Another problematic area of the bill is its restrictions on members of Congress and their staff. Members of Congress often have significant financial interests in decisions that ought to be made based solely on the best interests of the public. When the laws policymakers write can jeopardize their personal finances, this creates an incentive to avoid actions that will hurt their returns—or to take those that would boost their profits. According to The New York Times, one-third of the House Energy and Commerce Committee—the body responsible for laws relating to pharmaceuticals—trades in biotech, pharmaceutical, and medical device stock. And in just the past few years, former Representative Tom Price (R-MI) and Rep. Chris Collins (R-NY) have faced scrutiny for pushing legislation that would benefit companies in which they were invested.

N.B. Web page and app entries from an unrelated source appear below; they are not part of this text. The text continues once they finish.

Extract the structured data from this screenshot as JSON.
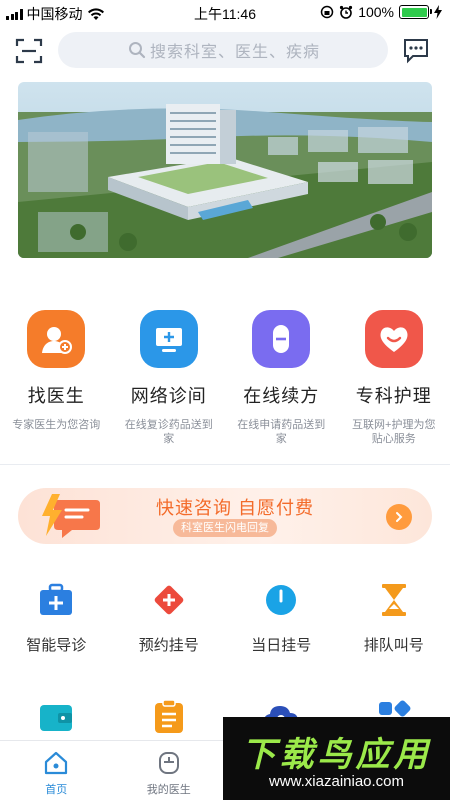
{
  "status_bar": {
    "carrier": "中国移动",
    "time": "上午11:46",
    "battery": "100%"
  },
  "header": {
    "search_placeholder": "搜索科室、医生、疾病",
    "icons": {
      "scan": "scan-icon",
      "search": "search-icon",
      "message": "message-icon"
    }
  },
  "banner": {
    "alt": "hospital-aerial-photo"
  },
  "services": [
    {
      "title": "找医生",
      "sub": "专家医生为您咨询",
      "color": "#f57c2a",
      "icon": "doctor-icon"
    },
    {
      "title": "网络诊间",
      "sub": "在线复诊药品送到家",
      "color": "#2b97e8",
      "icon": "monitor-icon"
    },
    {
      "title": "在线续方",
      "sub": "在线申请药品送到家",
      "color": "#7a6cf0",
      "icon": "capsule-icon"
    },
    {
      "title": "专科护理",
      "sub": "互联网+护理为您贴心服务",
      "color": "#f0574a",
      "icon": "heart-icon"
    }
  ],
  "promo": {
    "title": "快速咨询 自愿付费",
    "sub": "科室医生闪电回复",
    "colors": {
      "text": "#f36b2a",
      "arrow": "#ff9b3d"
    }
  },
  "grid": [
    {
      "label": "智能导诊",
      "icon": "medical-kit-icon",
      "color": "#2b7fe0"
    },
    {
      "label": "预约挂号",
      "icon": "plus-diamond-icon",
      "color": "#ec4a3c"
    },
    {
      "label": "当日挂号",
      "icon": "clock-icon",
      "color": "#1aa3e6"
    },
    {
      "label": "排队叫号",
      "icon": "hourglass-icon",
      "color": "#f49a1c"
    },
    {
      "label": "",
      "icon": "wallet-icon",
      "color": "#17b3c9"
    },
    {
      "label": "",
      "icon": "clipboard-icon",
      "color": "#f59a1a"
    },
    {
      "label": "",
      "icon": "cloud-icon",
      "color": "#2b4fb8"
    },
    {
      "label": "",
      "icon": "apps-icon",
      "color": "#2b7fe0"
    }
  ],
  "tabbar": [
    {
      "label": "首页",
      "icon": "home-icon",
      "active": true
    },
    {
      "label": "我的医生",
      "icon": "my-doctor-icon",
      "active": false
    }
  ],
  "watermark": {
    "title": "下载鸟应用",
    "url": "www.xiazainiao.com"
  }
}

Though the For the People Act would restrict members of Congress from using their public positions for private gain and prohibit members of Congress from sitting on corporate boards, sitting on corporate boards is hardly the only financial conflict elected officials engage in. And the bill’s prohibition on private gain is extremely narrow: It only restricts members from knowingly promoting bills that boost their financial positions alone or the financial interests of an immediate family member. As such, it would not cover legislation that has a significant effect on a member’s financial interests but also enriches a broad class of people. A stronger and more straightforward solution, albeit difficult for policymakers to swallow, would be to ban stock ownership by both members of Congress and senior government officials in order to minimize conflicts of interest.

Other holes in the bill are subtler but still harmful. For example, it codifies President Obama’s ethics pledge, which includes restrictions aimed at slowing the revolving door and limiting the ability of former government officials to use the contacts they gain during service for lobbying, but also gives the president broad authority to waive certain provisions. Hindsight has proven that the broad waiver authority in the Obama ethics pledge significantly undermined its effect: As of 2015, President Obama had appointed 56 officials who came directly from the industries that they were tasked to oversee. Additionally, the ethics pledge keeps former government officials from lobbying senior executive branch officials, but it allows them to leverage their extensive contacts to lobby relevant policymakers in Congress.

It’s natural to think of proposals that solve some, but not all, problems as “a good first step.” Accomplishing real ethics reform, however, means acknowledging that incremental steps will fail to insulate policymakers from corrupting influences because this only encourages influence peddlers to take advantage of the gaps that remain. Under current law, there are hundreds of different points of influence available to those who wish to buy favorable policies—and thus hundreds of avenues for policymakers to root out corruption. History shows us that when we foreclose on only some of these pathways, those who wish to tilt policy in their favor simply flood the paths that remain open. As the For the People Act makes its way through the legislative process, policymakers must focus on building a strong package of reforms that tames the outsized influence of the wealthy and clears the way to center the most pressing issues faced by American people and their families.

Julie Margetta Morgan is a Fellow at the Roosevelt Institute. Julie most recently served as a Senior Program Officer at the Bill and Melinda Gates Foundation. Prior to joining Gates, she was a senior policy advisor to Senator Elizabeth Warren, where she was responsible for developing and implementing policy proposals on a range of education issues, including student loan refinancing, college affordability, and student loan servicing reform. She previously served as Director of Postsecondary Access and Success at the Center for American Progress, and she holds a Ph.D. in higher education and a J.D. from Boston College.